__WORK INSTRUCTIONS__.
Retype each line below precisely.

::: STORED DATA :::

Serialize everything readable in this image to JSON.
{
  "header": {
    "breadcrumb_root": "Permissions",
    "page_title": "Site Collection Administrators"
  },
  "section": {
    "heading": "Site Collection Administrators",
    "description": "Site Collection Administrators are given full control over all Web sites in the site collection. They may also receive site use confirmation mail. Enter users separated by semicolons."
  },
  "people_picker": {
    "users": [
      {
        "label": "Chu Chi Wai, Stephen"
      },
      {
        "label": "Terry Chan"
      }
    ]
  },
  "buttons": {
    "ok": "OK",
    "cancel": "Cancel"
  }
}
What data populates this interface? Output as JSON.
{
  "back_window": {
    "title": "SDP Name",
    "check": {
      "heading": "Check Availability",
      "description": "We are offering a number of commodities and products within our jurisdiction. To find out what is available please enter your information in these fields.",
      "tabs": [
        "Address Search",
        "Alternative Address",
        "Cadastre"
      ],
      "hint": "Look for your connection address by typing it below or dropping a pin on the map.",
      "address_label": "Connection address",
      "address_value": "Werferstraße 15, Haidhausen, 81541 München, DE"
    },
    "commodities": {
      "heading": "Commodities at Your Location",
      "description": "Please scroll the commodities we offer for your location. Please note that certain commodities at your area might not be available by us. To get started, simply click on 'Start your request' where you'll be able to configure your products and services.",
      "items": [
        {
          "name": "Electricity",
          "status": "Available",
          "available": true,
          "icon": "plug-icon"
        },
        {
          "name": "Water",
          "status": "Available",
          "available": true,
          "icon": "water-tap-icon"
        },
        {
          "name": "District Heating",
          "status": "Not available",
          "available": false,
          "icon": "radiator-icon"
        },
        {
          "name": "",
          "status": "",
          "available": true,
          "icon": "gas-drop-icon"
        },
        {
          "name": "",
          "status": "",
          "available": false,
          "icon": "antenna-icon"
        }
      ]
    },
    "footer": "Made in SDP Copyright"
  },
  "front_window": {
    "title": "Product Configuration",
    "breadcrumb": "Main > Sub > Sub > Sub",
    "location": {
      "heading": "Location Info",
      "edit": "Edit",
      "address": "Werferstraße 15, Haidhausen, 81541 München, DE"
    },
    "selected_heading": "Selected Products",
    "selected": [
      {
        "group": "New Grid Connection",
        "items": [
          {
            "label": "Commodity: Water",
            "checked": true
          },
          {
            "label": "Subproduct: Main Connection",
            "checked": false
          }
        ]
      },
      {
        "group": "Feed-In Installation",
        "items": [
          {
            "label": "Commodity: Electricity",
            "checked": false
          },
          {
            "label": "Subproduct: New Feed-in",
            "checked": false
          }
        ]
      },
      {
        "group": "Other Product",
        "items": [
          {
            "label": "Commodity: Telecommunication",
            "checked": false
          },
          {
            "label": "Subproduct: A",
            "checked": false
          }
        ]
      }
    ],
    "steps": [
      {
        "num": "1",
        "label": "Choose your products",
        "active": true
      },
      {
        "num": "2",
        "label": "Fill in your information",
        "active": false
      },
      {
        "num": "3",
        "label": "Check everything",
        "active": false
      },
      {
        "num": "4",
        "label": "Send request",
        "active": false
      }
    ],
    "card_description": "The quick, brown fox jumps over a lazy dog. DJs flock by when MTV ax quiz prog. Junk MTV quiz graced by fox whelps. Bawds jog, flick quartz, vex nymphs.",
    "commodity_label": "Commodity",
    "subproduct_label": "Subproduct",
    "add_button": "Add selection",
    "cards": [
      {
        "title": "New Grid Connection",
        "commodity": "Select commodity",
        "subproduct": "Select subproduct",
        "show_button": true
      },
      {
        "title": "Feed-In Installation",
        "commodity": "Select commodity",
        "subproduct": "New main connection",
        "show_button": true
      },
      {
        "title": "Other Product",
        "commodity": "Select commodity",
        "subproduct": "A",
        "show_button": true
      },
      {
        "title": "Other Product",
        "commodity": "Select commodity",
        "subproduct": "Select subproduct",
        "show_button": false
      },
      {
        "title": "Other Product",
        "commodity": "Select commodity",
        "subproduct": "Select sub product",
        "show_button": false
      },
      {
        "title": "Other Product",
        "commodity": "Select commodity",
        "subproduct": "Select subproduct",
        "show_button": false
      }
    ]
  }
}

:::

__REPLY TO THE EXERCISE__.
Serialize everything readable in this image to JSON.
{
  "header": {
    "breadcrumb_root": "Permissions",
    "page_title": "Site Collection Administrators"
  },
  "section": {
    "heading": "Site Collection Administrators",
    "description": "Site Collection Administrators are given full control over all Web sites in the site collection. They may also receive site use confirmation mail. Enter users separated by semicolons."
  },
  "people_picker": {
    "users": [
      {
        "label": "Chu Chi Wai, Stephen"
      },
      {
        "label": "Terry Chan"
      }
    ]
  },
  "buttons": {
    "ok": "OK",
    "cancel": "Cancel"
  }
}
What data populates this interface? Output as JSON.
{
  "back_window": {
    "title": "SDP Name",
    "check": {
      "heading": "Check Availability",
      "description": "We are offering a number of commodities and products within our jurisdiction. To find out what is available please enter your information in these fields.",
      "tabs": [
        "Address Search",
        "Alternative Address",
        "Cadastre"
      ],
      "hint": "Look for your connection address by typing it below or dropping a pin on the map.",
      "address_label": "Connection address",
      "address_value": "Werferstraße 15, Haidhausen, 81541 München, DE"
    },
    "commodities": {
      "heading": "Commodities at Your Location",
      "description": "Please scroll the commodities we offer for your location. Please note that certain commodities at your area might not be available by us. To get started, simply click on 'Start your request' where you'll be able to configure your products and services.",
      "items": [
        {
          "name": "Electricity",
          "status": "Available",
          "available": true,
          "icon": "plug-icon"
        },
        {
          "name": "Water",
          "status": "Available",
          "available": true,
          "icon": "water-tap-icon"
        },
        {
          "name": "District Heating",
          "status": "Not available",
          "available": false,
          "icon": "radiator-icon"
        },
        {
          "name": "",
          "status": "",
          "available": true,
          "icon": "gas-drop-icon"
        },
        {
          "name": "",
          "status": "",
          "available": false,
          "icon": "antenna-icon"
        }
      ]
    },
    "footer": "Made in SDP Copyright"
  },
  "front_window": {
    "title": "Product Configuration",
    "breadcrumb": "Main > Sub > Sub > Sub",
    "location": {
      "heading": "Location Info",
      "edit": "Edit",
      "address": "Werferstraße 15, Haidhausen, 81541 München, DE"
    },
    "selected_heading": "Selected Products",
    "selected": [
      {
        "group": "New Grid Connection",
        "items": [
          {
            "label": "Commodity: Water",
            "checked": true
          },
          {
            "label": "Subproduct: Main Connection",
            "checked": false
          }
        ]
      },
      {
        "group": "Feed-In Installation",
        "items": [
          {
            "label": "Commodity: Electricity",
            "checked": false
          },
          {
            "label": "Subproduct: New Feed-in",
            "checked": false
          }
        ]
      },
      {
        "group": "Other Product",
        "items": [
          {
            "label": "Commodity: Telecommunication",
            "checked": false
          },
          {
            "label": "Subproduct: A",
            "checked": false
          }
        ]
      }
    ],
    "steps": [
      {
        "num": "1",
        "label": "Choose your products",
        "active": true
      },
      {
        "num": "2",
        "label": "Fill in your information",
        "active": false
      },
      {
        "num": "3",
        "label": "Check everything",
        "active": false
      },
      {
        "num": "4",
        "label": "Send request",
        "active": false
      }
    ],
    "card_description": "The quick, brown fox jumps over a lazy dog. DJs flock by when MTV ax quiz prog. Junk MTV quiz graced by fox whelps. Bawds jog, flick quartz, vex nymphs.",
    "commodity_label": "Commodity",
    "subproduct_label": "Subproduct",
    "add_button": "Add selection",
    "cards": [
      {
        "title": "New Grid Connection",
        "commodity": "Select commodity",
        "subproduct": "Select subproduct",
        "show_button": true
      },
      {
        "title": "Feed-In Installation",
        "commodity": "Select commodity",
        "subproduct": "New main connection",
        "show_button": true
      },
      {
        "title": "Other Product",
        "commodity": "Select commodity",
        "subproduct": "A",
        "show_button": true
      },
      {
        "title": "Other Product",
        "commodity": "Select commodity",
        "subproduct": "Select subproduct",
        "show_button": false
      },
      {
        "title": "Other Product",
        "commodity": "Select commodity",
        "subproduct": "Select sub product",
        "show_button": false
      },
      {
        "title": "Other Product",
        "commodity": "Select commodity",
        "subproduct": "Select subproduct",
        "show_button": false
      }
    ]
  }
}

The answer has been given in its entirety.